Dataset rows for apps and sites:
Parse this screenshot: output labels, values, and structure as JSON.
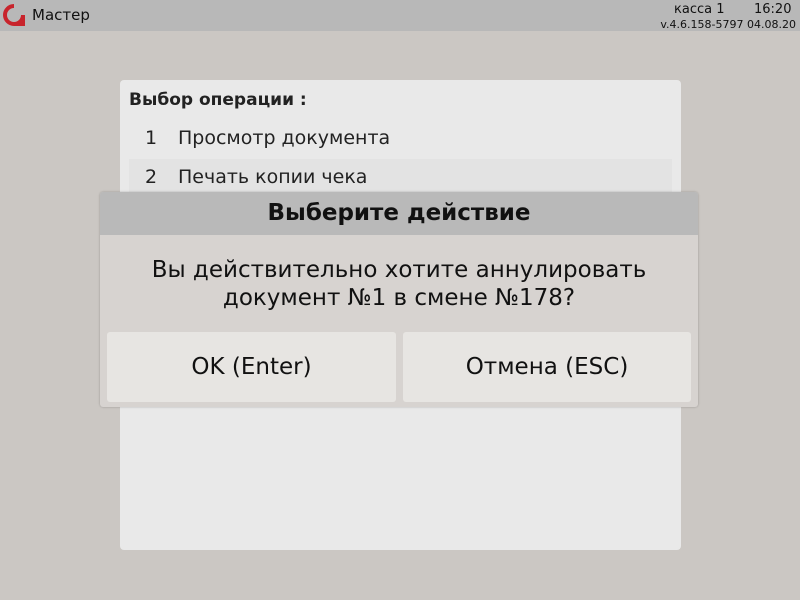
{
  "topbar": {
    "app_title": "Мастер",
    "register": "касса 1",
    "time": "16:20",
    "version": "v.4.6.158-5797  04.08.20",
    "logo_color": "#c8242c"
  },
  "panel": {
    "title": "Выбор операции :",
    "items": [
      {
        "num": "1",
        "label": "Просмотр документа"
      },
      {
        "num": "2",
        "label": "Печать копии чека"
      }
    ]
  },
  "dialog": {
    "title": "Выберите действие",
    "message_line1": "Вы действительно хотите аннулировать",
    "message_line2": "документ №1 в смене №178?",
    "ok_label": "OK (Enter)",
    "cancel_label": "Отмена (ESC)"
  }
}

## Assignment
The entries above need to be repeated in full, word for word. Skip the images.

## Exercise result
Parse this screenshot: output labels, values, and structure as JSON.
{
  "topbar": {
    "app_title": "Мастер",
    "register": "касса 1",
    "time": "16:20",
    "version": "v.4.6.158-5797  04.08.20",
    "logo_color": "#c8242c"
  },
  "panel": {
    "title": "Выбор операции :",
    "items": [
      {
        "num": "1",
        "label": "Просмотр документа"
      },
      {
        "num": "2",
        "label": "Печать копии чека"
      }
    ]
  },
  "dialog": {
    "title": "Выберите действие",
    "message_line1": "Вы действительно хотите аннулировать",
    "message_line2": "документ №1 в смене №178?",
    "ok_label": "OK (Enter)",
    "cancel_label": "Отмена (ESC)"
  }
}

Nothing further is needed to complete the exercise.